Since March, cyberland has been seriously shaken by the discovery of a huge and powerful computer virus dubbed Flame – the most complex discovered to date. As if the 20MB size and the complexity of this malware were not sufficient to generate headlines, the fact that it surfaced in security labs in Iran, Russia and Hungary and is believed to have been undetected for two years by online Internet security/malware companies is even more astounding. Here’s an overview of what has been reported and some initial responses from industry leaders.
First of all, the sheer volume of cyber attacks via the Internet is staggering. Statistics vary depending on the source, but the most reassuring suggest that a PC connected to the Internet will have between 40 and 200 minutes before an automated probe assesses its vulnerability for access. Other industry sources quote even less time. Windows users know the importance of keeping PCs updated with patches or security updates from Microsoft. Computer users also know that they need software to search and block viruses, worms and other programs that compromise the computer and allow it to be used by a third party. We are constantly warned about the need to be proactive in protecting our email and the data stored on our PCs with the latest computer security software.
The industry that protects consumers from malware is reactive. Computer security companies find solutions when a new piece of malware appears. The good guys are always playing catch-up to stop the damage unleashed by the bad guys. As customers, we have to stay on our toes, downloading patches promptly and responding to updates and alerts.
The discovery of Flame, highly complex malware that was sufficiently smart to avoid all detection for two years, underscores the danger of this reactive response to the problem. Nobody found it, so it didn’t exist – and neither did any type of deterrent. The creators of Flame have yet to be identified, but industry experts believe something of this nature is an expensive high-end project. Some have seen similarities between Flame and Stuxnet, a worm that attacked the Iranian nuclear program. Speculation as to which government (or governments) might have developed such a tool has been rife. Stuxnet included a kill switch, which obliterated all traces of it from an infected machine; when that switch was activated, it made identification of its source impossible.
All this suggests that the Flame virus is a cyber weapon designed to steal documents, take screen shots and disable security products rather than a type of malware designed to attack individual PCs. But there have been fears in West Asia that the malware might spread to other systems. Most U.S. industry experts believe that the average PC user need not be seriously concerned because Flame appears to have had very specific targets.

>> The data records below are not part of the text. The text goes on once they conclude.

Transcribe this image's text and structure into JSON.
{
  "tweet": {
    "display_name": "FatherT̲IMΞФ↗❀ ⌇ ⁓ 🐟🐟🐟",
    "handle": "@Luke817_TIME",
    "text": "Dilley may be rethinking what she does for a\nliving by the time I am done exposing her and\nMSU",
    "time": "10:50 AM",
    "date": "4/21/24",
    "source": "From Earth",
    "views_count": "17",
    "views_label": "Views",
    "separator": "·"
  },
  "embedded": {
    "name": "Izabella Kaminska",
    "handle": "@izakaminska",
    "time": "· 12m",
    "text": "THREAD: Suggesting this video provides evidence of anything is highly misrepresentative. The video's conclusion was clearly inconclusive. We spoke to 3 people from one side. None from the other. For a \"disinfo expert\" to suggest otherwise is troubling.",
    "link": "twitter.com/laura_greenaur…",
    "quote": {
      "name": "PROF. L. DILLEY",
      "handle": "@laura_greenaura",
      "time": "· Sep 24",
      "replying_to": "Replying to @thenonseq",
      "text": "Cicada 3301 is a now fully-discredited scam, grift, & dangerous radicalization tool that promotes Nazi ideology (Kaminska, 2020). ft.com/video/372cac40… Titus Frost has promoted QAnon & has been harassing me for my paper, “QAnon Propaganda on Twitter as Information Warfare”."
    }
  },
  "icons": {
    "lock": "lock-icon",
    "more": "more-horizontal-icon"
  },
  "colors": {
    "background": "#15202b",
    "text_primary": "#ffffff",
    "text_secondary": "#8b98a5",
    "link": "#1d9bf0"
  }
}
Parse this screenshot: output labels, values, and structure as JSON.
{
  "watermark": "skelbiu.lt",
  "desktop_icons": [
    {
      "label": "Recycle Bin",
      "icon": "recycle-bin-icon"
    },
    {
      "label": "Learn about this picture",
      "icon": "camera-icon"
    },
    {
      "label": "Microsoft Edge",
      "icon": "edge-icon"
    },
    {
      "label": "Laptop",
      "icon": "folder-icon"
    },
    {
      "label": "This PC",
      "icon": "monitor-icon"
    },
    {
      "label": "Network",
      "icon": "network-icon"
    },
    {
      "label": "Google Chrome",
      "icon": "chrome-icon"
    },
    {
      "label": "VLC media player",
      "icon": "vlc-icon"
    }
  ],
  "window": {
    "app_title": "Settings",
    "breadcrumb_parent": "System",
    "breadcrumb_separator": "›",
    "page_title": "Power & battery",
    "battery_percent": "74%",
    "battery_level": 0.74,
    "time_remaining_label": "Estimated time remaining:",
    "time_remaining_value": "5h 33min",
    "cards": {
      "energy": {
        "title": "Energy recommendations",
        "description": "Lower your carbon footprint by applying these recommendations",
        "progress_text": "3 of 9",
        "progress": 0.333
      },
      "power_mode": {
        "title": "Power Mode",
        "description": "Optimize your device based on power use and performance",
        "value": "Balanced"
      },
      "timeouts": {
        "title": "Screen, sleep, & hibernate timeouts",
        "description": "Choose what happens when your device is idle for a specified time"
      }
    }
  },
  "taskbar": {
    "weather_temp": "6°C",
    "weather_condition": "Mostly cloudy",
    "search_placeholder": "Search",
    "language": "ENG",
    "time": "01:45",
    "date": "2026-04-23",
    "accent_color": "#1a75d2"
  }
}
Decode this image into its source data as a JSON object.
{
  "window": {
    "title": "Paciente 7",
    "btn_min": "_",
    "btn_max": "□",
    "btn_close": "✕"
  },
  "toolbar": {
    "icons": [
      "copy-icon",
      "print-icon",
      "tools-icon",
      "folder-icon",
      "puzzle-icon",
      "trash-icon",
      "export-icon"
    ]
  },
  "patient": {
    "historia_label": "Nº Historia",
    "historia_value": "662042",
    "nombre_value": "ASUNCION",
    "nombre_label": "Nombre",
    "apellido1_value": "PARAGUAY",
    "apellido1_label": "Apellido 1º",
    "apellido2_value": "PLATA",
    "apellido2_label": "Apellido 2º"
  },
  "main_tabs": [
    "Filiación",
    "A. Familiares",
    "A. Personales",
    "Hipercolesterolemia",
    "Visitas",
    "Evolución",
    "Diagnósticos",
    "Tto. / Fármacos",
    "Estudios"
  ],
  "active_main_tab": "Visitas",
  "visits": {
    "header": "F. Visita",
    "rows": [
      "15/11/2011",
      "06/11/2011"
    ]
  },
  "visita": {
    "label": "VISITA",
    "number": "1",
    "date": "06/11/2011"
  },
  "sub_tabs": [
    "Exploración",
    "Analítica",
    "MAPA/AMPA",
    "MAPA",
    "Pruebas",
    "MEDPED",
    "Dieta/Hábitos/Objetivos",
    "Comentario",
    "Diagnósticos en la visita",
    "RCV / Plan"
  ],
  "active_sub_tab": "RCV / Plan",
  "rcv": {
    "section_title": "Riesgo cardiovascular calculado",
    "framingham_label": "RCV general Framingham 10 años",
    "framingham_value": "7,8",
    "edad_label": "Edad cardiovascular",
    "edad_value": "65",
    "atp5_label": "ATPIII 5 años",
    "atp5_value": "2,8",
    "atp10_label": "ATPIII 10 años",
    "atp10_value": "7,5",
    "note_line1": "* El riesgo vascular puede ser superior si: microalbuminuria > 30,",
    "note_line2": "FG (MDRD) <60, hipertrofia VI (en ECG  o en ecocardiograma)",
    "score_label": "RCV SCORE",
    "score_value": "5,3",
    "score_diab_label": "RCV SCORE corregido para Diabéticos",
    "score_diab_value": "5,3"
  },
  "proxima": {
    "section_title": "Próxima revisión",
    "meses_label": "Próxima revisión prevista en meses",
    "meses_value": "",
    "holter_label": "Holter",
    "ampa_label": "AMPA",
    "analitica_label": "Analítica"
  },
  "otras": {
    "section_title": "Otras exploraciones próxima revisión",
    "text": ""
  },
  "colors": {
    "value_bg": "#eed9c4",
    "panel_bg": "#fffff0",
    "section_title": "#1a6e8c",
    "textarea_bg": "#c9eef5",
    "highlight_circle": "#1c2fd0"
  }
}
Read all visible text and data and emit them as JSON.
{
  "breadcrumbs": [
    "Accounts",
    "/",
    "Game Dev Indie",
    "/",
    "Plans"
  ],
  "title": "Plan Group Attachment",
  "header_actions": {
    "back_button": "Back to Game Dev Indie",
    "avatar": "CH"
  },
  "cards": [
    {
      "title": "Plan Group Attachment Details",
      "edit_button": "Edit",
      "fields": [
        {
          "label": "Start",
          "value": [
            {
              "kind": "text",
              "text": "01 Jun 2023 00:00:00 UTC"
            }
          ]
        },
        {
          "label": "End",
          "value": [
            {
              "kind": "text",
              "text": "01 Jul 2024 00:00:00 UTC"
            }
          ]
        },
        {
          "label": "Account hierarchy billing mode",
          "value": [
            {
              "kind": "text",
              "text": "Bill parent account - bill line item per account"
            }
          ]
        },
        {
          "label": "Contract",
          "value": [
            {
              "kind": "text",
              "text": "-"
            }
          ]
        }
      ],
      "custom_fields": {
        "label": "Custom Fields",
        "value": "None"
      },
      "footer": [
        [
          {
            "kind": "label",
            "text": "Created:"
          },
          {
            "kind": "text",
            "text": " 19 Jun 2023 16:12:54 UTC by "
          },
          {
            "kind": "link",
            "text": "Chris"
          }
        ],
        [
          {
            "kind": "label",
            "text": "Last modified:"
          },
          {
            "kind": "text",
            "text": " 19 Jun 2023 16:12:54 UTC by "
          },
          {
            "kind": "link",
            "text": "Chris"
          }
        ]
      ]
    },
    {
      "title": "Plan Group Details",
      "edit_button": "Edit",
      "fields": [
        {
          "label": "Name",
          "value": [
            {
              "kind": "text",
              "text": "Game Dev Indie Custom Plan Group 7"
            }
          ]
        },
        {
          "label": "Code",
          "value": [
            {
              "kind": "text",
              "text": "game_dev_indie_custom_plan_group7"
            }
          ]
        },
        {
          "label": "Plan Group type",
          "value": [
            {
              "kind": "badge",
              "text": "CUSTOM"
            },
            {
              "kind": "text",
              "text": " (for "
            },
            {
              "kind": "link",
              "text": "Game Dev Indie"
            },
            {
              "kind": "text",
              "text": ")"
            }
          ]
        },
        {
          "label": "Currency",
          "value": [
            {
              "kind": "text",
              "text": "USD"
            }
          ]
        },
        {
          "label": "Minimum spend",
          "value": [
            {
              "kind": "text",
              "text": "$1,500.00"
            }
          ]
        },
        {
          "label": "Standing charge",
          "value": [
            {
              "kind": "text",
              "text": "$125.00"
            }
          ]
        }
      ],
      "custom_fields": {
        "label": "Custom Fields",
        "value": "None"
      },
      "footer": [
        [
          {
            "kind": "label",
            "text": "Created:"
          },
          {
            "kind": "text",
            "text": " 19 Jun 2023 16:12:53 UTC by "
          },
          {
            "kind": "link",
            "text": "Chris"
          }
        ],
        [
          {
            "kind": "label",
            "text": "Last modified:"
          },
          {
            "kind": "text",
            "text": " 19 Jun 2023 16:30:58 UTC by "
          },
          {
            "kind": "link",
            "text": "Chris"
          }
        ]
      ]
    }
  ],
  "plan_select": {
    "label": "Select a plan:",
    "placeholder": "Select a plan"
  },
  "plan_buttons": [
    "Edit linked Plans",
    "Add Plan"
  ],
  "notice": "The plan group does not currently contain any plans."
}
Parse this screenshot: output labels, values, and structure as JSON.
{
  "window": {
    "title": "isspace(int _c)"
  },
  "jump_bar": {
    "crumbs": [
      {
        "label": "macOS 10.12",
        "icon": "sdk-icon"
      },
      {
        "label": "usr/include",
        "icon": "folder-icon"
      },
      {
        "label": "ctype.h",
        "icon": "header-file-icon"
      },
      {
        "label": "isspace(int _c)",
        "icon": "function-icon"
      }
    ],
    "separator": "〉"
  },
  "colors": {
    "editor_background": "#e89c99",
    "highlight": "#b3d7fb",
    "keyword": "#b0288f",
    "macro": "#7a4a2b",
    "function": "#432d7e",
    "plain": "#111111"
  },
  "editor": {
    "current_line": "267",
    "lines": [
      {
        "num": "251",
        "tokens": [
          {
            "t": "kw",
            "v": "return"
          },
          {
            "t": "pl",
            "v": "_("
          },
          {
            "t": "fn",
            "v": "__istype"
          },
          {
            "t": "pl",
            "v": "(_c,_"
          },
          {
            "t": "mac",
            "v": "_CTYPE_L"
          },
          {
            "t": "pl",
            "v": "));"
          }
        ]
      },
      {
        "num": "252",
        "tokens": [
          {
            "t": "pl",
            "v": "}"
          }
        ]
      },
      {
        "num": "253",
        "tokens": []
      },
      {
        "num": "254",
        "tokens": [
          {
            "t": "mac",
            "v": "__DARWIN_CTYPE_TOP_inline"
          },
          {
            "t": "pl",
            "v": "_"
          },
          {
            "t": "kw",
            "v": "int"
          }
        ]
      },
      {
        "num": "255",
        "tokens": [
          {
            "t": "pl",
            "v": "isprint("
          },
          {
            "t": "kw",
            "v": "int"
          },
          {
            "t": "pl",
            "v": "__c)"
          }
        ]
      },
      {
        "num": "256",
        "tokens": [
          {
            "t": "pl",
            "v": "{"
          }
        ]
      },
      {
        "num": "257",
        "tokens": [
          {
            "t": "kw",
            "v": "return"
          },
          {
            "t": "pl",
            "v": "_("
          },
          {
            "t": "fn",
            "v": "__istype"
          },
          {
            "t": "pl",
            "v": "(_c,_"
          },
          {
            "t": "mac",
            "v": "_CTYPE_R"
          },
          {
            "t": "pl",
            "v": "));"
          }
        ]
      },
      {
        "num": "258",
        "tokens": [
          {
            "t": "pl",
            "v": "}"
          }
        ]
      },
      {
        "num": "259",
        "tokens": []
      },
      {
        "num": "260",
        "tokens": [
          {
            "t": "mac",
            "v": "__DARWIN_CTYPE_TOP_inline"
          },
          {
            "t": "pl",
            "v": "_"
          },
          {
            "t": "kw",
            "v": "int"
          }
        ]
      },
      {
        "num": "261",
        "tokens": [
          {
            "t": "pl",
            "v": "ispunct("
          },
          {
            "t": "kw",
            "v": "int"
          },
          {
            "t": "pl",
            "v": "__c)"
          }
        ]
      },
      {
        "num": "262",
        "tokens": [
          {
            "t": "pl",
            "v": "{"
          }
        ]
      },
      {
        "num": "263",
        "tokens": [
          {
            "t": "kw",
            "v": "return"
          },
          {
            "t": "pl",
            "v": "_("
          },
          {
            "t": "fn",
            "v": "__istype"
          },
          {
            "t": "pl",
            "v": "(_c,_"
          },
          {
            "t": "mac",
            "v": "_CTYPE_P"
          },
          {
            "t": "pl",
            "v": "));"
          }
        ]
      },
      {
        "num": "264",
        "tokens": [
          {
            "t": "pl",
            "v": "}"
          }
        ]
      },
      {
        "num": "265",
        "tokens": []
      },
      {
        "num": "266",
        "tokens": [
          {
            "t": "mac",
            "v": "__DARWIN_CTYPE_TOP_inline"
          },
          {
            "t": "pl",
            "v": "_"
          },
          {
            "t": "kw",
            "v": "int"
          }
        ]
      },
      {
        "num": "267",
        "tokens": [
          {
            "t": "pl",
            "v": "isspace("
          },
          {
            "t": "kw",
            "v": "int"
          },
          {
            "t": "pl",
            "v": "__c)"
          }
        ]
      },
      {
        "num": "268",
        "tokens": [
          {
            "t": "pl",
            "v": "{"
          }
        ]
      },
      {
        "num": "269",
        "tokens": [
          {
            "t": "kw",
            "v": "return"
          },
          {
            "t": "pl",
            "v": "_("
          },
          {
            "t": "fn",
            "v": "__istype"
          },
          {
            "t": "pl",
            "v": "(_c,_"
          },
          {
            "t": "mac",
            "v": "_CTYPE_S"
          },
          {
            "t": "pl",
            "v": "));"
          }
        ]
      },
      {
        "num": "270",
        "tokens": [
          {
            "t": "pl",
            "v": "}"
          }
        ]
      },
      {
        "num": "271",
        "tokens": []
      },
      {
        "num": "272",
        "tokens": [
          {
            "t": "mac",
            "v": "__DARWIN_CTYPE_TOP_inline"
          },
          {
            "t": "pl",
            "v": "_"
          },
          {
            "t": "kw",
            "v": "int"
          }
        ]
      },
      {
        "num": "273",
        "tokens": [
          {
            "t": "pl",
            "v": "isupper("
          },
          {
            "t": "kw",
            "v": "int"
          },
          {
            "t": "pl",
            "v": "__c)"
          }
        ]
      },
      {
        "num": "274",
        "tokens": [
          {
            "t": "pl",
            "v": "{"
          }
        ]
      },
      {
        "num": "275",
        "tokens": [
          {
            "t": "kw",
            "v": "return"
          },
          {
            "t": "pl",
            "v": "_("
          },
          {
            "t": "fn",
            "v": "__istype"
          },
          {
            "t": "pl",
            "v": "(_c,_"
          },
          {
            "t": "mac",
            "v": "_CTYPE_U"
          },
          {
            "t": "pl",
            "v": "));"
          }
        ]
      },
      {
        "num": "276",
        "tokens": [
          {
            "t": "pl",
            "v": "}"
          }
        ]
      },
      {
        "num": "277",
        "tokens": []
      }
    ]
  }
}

However, there are overall implications for U.S. computer users and for all Internet users. This serious threat has caused the industry and its customers to rethink the current approach to security and protection. The computer industry has been thrust into a whole new world of computer security threats. Innovative methods of detecting viral patterns early are needed to detect and protect networks faster than the virus is able to replicate. The Flame virus has highlighted the deficiencies of the old reactive prototypes and has given us the impetus to develop a new approach to cyberspace safety.